When I first began my term as Senator and Judiciary Committee Chairman I was hit with a flurry of meetings and policy sales pitches.  Needless to say, most of the conversations I had were about the justice system.  Various topics came up from these discussions, the biggest of which I've talked about here before: juvenile justice reform, dating violence protectionsheroin legislation, and felony expungement.

One of the topics that came up back in 2013 was the idea of "restorative justice," a concept I hadn't heard of before.  Restorative justice is a way of disposing criminal cases, particularly juvenile cases, that aims to make the victim whole and to build character and value in the defendant.  Instead of simply locking a criminal up, without directly (personally) taking responsibility for their behavior and with limited exposure to the people they victimized, restorative justice (with the consent of the victim) seeks to involve the victim in the disposition of the case and help rebuild the community relationship where the defendant's criminal conduct has torn it down.

I included bill language referring to restorative justice in 2014's SB200 as a first step toward its statewide implementation, and I hope we can continue to encourage Judges, prosecutors and defense attorneys across the state to help put it use from Paducah to Pikeville.
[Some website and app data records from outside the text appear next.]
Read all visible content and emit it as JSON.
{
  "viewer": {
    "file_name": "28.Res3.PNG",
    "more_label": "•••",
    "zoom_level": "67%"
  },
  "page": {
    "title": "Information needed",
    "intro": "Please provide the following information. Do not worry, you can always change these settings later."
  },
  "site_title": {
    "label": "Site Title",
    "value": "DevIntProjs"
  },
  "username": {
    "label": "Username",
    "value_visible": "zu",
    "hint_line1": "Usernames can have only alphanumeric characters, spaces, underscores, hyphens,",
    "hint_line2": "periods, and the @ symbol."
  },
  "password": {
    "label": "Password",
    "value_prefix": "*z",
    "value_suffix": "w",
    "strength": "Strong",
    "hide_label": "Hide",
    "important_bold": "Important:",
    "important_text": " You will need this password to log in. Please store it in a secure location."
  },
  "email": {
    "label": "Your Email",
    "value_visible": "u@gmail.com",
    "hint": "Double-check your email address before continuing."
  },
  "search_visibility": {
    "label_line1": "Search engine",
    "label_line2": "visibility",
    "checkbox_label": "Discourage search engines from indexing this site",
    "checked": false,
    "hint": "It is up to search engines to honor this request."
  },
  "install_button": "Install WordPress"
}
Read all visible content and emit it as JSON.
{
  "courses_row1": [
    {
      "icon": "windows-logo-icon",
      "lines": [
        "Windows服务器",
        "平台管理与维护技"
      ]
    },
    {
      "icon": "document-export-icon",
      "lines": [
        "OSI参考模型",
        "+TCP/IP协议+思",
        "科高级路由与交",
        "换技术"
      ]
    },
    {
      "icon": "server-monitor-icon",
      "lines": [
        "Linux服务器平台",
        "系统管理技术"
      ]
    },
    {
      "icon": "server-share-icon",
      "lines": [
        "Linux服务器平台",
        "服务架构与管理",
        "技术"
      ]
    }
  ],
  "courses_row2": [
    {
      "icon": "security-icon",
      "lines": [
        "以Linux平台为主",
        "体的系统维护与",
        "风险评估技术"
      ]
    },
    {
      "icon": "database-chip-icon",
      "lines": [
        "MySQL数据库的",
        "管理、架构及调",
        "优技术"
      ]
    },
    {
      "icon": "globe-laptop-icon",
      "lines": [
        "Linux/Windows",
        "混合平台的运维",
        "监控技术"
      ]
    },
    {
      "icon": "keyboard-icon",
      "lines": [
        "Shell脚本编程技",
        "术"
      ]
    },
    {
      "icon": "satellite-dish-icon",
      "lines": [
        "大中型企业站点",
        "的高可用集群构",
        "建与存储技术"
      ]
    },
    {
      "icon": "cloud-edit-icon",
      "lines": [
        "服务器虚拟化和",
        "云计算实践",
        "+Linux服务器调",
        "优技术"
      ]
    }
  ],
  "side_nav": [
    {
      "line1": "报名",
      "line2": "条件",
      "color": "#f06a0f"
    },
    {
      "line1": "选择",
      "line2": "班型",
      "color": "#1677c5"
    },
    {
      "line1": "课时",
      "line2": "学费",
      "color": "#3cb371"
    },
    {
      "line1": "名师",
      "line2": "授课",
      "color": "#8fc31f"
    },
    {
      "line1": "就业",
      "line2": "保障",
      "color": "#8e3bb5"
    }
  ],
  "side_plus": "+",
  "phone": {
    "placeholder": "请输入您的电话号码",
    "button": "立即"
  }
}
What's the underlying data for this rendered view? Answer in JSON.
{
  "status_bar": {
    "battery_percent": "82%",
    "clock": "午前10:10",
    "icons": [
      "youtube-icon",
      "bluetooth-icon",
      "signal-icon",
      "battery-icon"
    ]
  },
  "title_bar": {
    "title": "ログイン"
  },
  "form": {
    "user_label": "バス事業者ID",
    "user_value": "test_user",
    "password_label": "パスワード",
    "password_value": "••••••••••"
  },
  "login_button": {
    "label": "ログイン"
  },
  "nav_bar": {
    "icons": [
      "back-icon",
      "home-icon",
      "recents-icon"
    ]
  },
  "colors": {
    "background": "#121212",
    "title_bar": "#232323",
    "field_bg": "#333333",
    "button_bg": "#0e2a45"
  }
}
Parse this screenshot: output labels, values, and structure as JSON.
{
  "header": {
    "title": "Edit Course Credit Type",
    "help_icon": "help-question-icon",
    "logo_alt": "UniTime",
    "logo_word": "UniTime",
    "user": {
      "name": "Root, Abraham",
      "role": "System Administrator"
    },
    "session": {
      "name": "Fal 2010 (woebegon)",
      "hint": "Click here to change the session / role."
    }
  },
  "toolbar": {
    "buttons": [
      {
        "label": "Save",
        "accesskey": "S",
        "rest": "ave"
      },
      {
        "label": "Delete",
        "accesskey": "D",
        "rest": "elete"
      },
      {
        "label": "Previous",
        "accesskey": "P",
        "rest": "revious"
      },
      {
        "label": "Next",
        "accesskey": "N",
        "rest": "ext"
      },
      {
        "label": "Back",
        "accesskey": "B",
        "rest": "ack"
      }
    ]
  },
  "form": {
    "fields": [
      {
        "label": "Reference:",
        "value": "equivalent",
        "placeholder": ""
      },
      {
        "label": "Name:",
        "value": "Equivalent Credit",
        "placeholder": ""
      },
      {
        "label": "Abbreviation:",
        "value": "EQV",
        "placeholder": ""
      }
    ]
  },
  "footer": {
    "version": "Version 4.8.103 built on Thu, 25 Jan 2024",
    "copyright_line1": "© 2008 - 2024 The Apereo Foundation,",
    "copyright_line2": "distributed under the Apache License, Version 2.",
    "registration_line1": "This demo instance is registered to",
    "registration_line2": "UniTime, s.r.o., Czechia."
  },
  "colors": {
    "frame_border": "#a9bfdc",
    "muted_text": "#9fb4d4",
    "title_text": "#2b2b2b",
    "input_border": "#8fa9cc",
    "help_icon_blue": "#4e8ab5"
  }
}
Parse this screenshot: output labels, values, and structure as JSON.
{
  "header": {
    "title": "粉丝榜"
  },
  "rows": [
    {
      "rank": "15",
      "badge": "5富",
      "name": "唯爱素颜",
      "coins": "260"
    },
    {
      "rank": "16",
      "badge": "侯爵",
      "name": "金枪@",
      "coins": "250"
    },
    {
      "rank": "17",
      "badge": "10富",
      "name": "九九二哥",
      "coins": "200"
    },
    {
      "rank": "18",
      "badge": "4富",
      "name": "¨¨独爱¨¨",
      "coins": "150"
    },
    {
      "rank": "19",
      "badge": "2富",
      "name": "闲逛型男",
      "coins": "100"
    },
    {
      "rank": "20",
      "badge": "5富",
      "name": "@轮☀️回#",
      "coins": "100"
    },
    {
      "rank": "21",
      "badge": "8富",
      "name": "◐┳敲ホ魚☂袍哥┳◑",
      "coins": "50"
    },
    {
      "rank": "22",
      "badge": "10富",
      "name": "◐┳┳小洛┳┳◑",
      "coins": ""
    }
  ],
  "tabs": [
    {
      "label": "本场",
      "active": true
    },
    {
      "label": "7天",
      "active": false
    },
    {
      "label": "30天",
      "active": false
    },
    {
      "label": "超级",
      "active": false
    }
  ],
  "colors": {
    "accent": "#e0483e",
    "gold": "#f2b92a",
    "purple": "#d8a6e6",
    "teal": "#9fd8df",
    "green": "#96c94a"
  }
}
Restorative Justice Louisville, with grant funding, put together a very show video explaining how much of a difference it can make, and I highly recommend you take a couple minutes to watch it: